Recorded information:
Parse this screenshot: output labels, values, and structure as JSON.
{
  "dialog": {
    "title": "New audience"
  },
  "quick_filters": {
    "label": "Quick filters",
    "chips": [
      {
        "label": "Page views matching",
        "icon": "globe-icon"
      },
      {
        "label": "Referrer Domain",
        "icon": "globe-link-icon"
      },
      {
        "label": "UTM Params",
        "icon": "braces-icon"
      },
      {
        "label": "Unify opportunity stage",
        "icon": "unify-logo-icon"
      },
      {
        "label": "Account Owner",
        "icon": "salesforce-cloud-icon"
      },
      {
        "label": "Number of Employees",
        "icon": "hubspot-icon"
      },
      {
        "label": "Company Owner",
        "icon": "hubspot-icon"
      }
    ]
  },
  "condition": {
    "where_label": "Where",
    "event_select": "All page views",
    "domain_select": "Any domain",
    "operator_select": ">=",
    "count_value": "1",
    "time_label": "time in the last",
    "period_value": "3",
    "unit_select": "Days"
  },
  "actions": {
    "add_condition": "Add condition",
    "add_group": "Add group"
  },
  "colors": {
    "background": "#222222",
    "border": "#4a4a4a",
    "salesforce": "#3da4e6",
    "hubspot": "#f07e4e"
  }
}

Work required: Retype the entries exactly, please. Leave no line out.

Output for this exercise:
Parse this screenshot: output labels, values, and structure as JSON.
{
  "dialog": {
    "title": "New audience"
  },
  "quick_filters": {
    "label": "Quick filters",
    "chips": [
      {
        "label": "Page views matching",
        "icon": "globe-icon"
      },
      {
        "label": "Referrer Domain",
        "icon": "globe-link-icon"
      },
      {
        "label": "UTM Params",
        "icon": "braces-icon"
      },
      {
        "label": "Unify opportunity stage",
        "icon": "unify-logo-icon"
      },
      {
        "label": "Account Owner",
        "icon": "salesforce-cloud-icon"
      },
      {
        "label": "Number of Employees",
        "icon": "hubspot-icon"
      },
      {
        "label": "Company Owner",
        "icon": "hubspot-icon"
      }
    ]
  },
  "condition": {
    "where_label": "Where",
    "event_select": "All page views",
    "domain_select": "Any domain",
    "operator_select": ">=",
    "count_value": "1",
    "time_label": "time in the last",
    "period_value": "3",
    "unit_select": "Days"
  },
  "actions": {
    "add_condition": "Add condition",
    "add_group": "Add group"
  },
  "colors": {
    "background": "#222222",
    "border": "#4a4a4a",
    "salesforce": "#3da4e6",
    "hubspot": "#f07e4e"
  }
}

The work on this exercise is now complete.